WHAT NEEDS TO BE DONE => A verbatim repetition of the data below is requested, without images.

[DATA TO PROCESS — start]

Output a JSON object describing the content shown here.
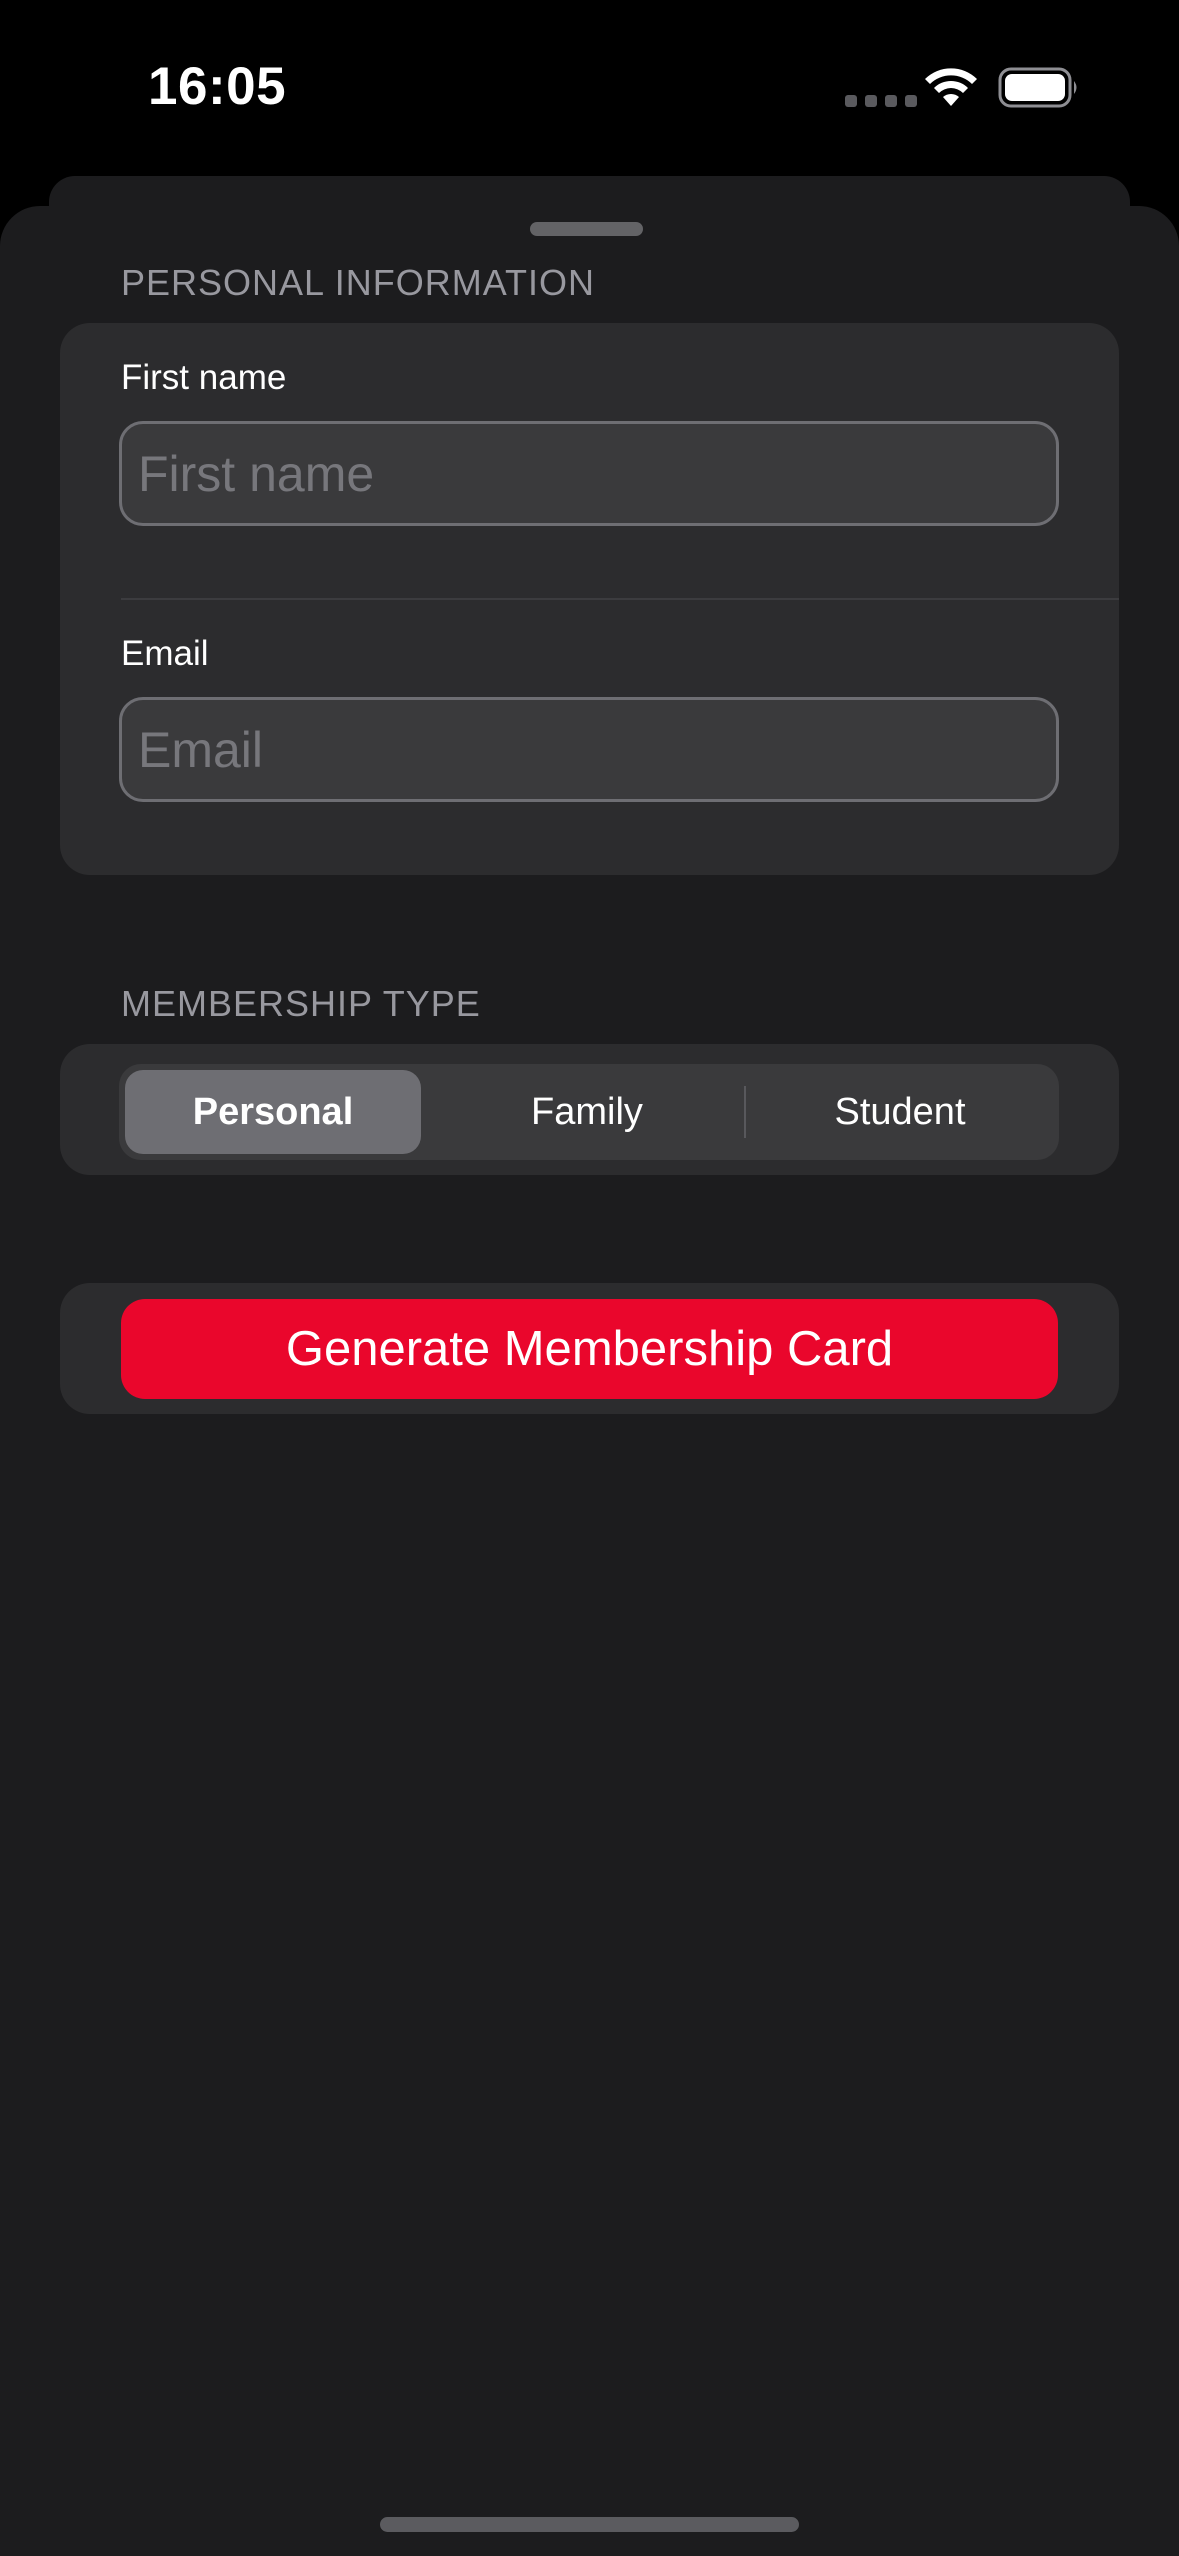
{
  "status_bar": {
    "time": "16:05",
    "icons": [
      "cellular-dots-icon",
      "wifi-icon",
      "battery-icon"
    ]
  },
  "form": {
    "personal_section": {
      "header": "PERSONAL INFORMATION",
      "first_name": {
        "label": "First name",
        "value": "",
        "placeholder": "First name"
      },
      "email": {
        "label": "Email",
        "value": "",
        "placeholder": "Email"
      }
    },
    "membership_section": {
      "header": "MEMBERSHIP TYPE",
      "options": [
        "Personal",
        "Family",
        "Student"
      ],
      "selected": "Personal"
    },
    "submit_label": "Generate Membership Card"
  },
  "colors": {
    "accent": "#ea062c",
    "sheet_bg": "#1c1c1e",
    "group_bg": "#2c2c2e",
    "secondary_text": "#98989f"
  }
}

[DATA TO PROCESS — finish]

WRITTEN RESPONSE =>
Output a JSON object describing the content shown here.
{
  "status_bar": {
    "time": "16:05",
    "icons": [
      "cellular-dots-icon",
      "wifi-icon",
      "battery-icon"
    ]
  },
  "form": {
    "personal_section": {
      "header": "PERSONAL INFORMATION",
      "first_name": {
        "label": "First name",
        "value": "",
        "placeholder": "First name"
      },
      "email": {
        "label": "Email",
        "value": "",
        "placeholder": "Email"
      }
    },
    "membership_section": {
      "header": "MEMBERSHIP TYPE",
      "options": [
        "Personal",
        "Family",
        "Student"
      ],
      "selected": "Personal"
    },
    "submit_label": "Generate Membership Card"
  },
  "colors": {
    "accent": "#ea062c",
    "sheet_bg": "#1c1c1e",
    "group_bg": "#2c2c2e",
    "secondary_text": "#98989f"
  }
}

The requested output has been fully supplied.